Joe Lewis: Clairvoyance

Aug 5, 2016 | Press

by Walter Robinson

The sleeper exhibition of the summer had to be the show of photos by Joe Lewis in the project gallery at Kathleen Cullen Fine Art on West 26th Street.
Printed in black and white so that the metallic emulsion becomes almost pearlescently silver and gold, these pictures look antique and futuristic both. Some photos have the quality of historical documents, others seem like dreams or memories, or transmissions from deep space. The silhouette of a wine glass or an amphora, a blurry shadow of an electrical transmission tower, a fragment of a 19th-century proclamation of manumission.

Still others hint at pictorialism, like a ship cutting through northern seas, seen as if through a twilight storm, or a group of Klansman gathered at night in the middle of some ominous deed. For Lewis, the subject is not esthetic vanity but broader social and cultural deeds, things that form both the reality and unconscious of 21st-century life.

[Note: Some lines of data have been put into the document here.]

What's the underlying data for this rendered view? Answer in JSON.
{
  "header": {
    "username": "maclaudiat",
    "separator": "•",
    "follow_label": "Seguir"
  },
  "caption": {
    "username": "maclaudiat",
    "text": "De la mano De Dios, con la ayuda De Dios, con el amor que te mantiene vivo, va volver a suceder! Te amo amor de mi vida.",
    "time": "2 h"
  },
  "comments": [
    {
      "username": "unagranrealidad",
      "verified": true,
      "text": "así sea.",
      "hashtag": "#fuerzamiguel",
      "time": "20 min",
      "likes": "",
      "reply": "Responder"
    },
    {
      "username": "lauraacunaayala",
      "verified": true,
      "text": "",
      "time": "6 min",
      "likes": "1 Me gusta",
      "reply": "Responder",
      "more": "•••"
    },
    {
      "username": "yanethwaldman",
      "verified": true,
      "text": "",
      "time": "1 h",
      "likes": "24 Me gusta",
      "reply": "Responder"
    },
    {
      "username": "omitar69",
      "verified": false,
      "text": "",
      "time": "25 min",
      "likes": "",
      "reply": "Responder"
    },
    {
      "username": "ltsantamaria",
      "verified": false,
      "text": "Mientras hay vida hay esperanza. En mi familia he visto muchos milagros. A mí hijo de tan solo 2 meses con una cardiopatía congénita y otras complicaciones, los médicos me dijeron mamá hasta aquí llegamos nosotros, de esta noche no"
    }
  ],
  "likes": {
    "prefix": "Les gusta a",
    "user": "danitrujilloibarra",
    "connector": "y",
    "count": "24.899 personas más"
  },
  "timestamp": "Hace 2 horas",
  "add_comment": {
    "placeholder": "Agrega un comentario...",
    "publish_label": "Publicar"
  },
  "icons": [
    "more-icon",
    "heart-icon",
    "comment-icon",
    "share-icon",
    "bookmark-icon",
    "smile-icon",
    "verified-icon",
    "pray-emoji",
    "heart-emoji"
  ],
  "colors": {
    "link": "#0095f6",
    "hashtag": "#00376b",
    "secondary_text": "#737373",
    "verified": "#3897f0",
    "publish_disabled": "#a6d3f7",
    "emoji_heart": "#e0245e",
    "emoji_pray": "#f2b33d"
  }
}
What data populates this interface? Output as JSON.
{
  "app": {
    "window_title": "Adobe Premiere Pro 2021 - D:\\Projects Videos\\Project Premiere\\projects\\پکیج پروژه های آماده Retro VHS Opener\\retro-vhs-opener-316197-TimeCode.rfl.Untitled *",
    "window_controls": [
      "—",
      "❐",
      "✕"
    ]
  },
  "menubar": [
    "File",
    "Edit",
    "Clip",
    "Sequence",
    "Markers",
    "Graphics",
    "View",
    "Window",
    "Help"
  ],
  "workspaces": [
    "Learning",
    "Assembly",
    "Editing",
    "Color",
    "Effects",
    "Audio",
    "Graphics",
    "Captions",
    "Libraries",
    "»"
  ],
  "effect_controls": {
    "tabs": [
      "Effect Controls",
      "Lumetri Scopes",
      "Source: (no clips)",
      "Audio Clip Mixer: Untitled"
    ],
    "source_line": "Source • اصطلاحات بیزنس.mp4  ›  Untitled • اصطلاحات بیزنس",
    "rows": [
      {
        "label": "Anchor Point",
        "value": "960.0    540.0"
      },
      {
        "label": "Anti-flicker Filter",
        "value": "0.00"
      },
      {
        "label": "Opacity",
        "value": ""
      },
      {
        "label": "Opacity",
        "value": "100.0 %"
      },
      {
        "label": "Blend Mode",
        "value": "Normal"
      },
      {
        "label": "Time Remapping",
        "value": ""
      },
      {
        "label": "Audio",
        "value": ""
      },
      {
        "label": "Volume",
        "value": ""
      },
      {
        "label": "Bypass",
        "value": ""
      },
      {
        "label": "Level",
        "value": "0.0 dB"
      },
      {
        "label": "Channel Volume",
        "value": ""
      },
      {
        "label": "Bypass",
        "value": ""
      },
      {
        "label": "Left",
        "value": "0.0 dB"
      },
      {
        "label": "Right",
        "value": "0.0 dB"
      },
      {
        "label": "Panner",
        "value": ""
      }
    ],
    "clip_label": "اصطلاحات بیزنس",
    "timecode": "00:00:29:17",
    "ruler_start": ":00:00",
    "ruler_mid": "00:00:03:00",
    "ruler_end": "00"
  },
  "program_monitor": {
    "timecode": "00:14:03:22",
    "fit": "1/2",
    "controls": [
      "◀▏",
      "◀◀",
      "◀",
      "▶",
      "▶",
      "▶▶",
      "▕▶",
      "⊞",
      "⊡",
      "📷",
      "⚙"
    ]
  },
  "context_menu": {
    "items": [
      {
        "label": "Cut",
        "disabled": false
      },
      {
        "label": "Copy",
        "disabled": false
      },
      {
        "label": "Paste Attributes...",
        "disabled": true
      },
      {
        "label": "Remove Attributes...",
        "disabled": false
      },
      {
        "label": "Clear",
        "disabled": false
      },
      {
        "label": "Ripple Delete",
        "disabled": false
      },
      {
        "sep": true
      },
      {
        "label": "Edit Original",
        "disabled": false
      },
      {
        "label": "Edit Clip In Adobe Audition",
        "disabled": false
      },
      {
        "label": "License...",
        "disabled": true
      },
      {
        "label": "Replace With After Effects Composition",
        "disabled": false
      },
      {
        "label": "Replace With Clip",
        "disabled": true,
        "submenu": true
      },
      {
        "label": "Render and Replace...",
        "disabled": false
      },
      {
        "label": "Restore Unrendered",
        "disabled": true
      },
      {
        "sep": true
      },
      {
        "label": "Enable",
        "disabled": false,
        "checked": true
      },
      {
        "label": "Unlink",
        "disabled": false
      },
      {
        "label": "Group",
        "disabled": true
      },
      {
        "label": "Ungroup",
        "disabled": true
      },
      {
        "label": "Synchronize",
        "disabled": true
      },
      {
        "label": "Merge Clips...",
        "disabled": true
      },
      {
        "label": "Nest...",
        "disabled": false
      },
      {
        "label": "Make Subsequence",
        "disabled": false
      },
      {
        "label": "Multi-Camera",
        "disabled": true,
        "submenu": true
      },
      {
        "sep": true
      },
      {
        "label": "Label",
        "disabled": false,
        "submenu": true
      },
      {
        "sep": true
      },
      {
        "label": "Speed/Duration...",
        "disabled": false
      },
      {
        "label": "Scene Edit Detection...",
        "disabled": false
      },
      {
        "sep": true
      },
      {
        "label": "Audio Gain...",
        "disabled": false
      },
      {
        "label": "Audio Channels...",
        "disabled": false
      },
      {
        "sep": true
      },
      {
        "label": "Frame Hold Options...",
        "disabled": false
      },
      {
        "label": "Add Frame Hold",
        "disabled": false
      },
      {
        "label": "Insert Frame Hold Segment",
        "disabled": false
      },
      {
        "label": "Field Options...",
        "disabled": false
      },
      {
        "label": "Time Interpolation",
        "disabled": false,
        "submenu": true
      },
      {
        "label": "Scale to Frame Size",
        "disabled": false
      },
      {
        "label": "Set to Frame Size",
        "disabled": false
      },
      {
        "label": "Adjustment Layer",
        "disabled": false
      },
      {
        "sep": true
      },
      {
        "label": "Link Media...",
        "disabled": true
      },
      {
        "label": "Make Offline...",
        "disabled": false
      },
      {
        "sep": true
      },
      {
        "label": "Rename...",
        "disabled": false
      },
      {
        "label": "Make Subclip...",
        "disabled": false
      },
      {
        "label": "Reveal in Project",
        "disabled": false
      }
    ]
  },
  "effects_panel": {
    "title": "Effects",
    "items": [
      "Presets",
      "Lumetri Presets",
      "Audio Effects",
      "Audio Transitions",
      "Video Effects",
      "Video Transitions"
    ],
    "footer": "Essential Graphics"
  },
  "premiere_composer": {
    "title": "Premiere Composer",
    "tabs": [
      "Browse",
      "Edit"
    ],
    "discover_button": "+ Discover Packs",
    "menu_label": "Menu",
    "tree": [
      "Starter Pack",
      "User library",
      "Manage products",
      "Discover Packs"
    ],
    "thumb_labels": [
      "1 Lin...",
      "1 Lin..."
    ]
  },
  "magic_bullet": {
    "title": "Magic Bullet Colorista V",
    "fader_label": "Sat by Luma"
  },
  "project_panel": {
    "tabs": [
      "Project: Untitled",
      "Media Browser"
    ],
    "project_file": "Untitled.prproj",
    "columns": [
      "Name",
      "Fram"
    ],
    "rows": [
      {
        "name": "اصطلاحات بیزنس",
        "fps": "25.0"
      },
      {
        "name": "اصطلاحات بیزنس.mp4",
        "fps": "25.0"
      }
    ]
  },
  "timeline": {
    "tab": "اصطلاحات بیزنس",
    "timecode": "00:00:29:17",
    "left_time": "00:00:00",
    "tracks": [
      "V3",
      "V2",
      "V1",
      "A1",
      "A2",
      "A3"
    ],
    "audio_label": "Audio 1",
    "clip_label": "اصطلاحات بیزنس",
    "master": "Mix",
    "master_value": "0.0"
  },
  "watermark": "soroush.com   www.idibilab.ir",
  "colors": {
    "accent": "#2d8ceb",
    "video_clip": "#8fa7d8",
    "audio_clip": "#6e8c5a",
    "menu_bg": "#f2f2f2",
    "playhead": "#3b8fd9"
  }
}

His wide reach is unsurprising — in addition to photography, Lewis has worked with sculpture, performance, installation, public art and music, and has also been involved in a lot of community-based activities. He has exhibited his works at Nexus in Atlanta (1989), Robert Berman Gallery in L.A. (1993), the Contemporary Arts Center in Cincinnati (1996) and at Substation in Singapore (2001). In addition to his early days with Collaborative Projects and Fashion MODA in the South Bronx, Lewis has more recently been dean of art schools at Cal State Northridge and FIT. Currently he runs the art and design program at Alfred University in upstate New York.

This interview was conducted via email in August 2007.